As a student I always believed that i knew and that i had all it takes to become a good engineer. In the 18 years of my student life, i do not recall any instance where my teachers told me that I had to learn from experience, they only insisted that i apply all that i learn. However, just after a month after my graduation, when i attended my first day of the orientation session, as a trainee engineer, there was a paradigm shift. I (and my fellow trainee engineers) were told that we had to “learn” and gain “experience”. Most of us found it difficult to accept the concept of learning again – as we were selected on the basis of our academic performance, which proved that we were learned enough and we had come here to apply what we had learnt. However, very soon, there was a wake up call for me,when I was made responsible for delivering the first independent project of my life. It was the time when I realized the importance of those first words that were told during the orientation day “learn” and “gain experience”. I realized the value of the advice that i had received from my seniors – “to learn”. It was the time when the “rubber met the road”. It was my first encounter with the practical situation in which i had to apply what i had learnt and i found it difficult. I made a few mistakes but somehow managed to complete the project with some help from my seniors and received some appreciation from them, for giving my best shot. But now when i look back at that project – i feel that i could have done it a lot better, if i were to do that now, as i am bit more experienced as compared to what i was 20 years back.
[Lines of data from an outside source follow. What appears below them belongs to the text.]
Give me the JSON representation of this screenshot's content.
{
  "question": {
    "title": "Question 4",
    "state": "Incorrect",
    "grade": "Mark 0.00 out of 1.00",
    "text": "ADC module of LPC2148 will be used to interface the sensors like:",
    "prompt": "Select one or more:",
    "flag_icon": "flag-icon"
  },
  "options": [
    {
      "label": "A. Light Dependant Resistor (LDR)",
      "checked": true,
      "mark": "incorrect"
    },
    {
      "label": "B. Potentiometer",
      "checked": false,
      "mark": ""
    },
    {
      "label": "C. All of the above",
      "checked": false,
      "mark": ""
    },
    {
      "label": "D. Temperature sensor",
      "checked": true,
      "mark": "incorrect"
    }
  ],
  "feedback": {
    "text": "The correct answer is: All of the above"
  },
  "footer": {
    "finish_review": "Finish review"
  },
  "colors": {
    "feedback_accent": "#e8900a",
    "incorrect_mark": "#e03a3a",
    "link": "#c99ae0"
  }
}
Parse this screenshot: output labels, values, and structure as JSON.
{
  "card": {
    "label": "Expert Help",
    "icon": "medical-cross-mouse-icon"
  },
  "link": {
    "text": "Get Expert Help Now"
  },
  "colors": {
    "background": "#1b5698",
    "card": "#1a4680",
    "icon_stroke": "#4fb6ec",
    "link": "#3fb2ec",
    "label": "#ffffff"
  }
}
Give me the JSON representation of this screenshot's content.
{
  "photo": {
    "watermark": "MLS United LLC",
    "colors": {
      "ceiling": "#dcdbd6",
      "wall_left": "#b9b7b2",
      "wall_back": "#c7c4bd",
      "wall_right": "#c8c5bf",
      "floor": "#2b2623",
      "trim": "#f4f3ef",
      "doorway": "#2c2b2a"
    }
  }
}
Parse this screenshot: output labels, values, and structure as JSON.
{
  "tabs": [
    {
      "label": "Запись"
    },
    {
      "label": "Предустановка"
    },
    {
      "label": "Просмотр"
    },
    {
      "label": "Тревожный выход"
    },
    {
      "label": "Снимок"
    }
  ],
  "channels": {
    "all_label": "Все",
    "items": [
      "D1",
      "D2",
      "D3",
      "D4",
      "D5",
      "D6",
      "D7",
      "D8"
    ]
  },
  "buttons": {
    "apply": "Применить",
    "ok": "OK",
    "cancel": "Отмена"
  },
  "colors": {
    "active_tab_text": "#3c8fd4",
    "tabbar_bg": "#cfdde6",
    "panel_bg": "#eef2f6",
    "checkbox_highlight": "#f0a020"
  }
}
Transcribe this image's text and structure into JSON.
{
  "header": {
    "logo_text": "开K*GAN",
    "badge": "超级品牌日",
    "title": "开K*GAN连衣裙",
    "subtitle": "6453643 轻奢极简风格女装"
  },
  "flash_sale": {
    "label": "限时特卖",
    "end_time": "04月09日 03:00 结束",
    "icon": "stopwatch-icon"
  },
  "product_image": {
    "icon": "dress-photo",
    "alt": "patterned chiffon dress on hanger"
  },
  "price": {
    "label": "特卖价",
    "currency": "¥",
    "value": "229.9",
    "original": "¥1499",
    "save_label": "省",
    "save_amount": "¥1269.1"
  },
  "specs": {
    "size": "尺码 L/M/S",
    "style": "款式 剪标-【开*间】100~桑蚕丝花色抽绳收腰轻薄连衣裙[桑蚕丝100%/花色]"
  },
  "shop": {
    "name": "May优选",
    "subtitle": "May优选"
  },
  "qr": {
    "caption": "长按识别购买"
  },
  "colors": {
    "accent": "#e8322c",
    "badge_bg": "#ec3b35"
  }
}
I like to use the following analogy of photography when explaining the importance of experience to someone inexperienced (and sometimes myself). Imagine that you have purchased a digital SLR camera and you had no experience of using such a camera before and you only used the point and shoot cameras. You finished reading the camera manual in and out but does that mean that you can take great pictures ? I bet your first few shots would be blurred, overexposed or underexposed. It is through constant practice and by consistently applying what you have learnt in the camera manual, that you will master the photography skill.
Life gives us many opportunities to practice what we learn and to gain experience. I have been faced with numerous situations, challenges and events in work and personal life, which has given me the knowledge to deal with them to my advantage. In some instances it has also left an lasting impression on me. You need to be patient enough to gain experience as it cannot be acquired overnight. Fast track experience is only superficial and will not help you in gaining in depth knowledge. More on this topic later…….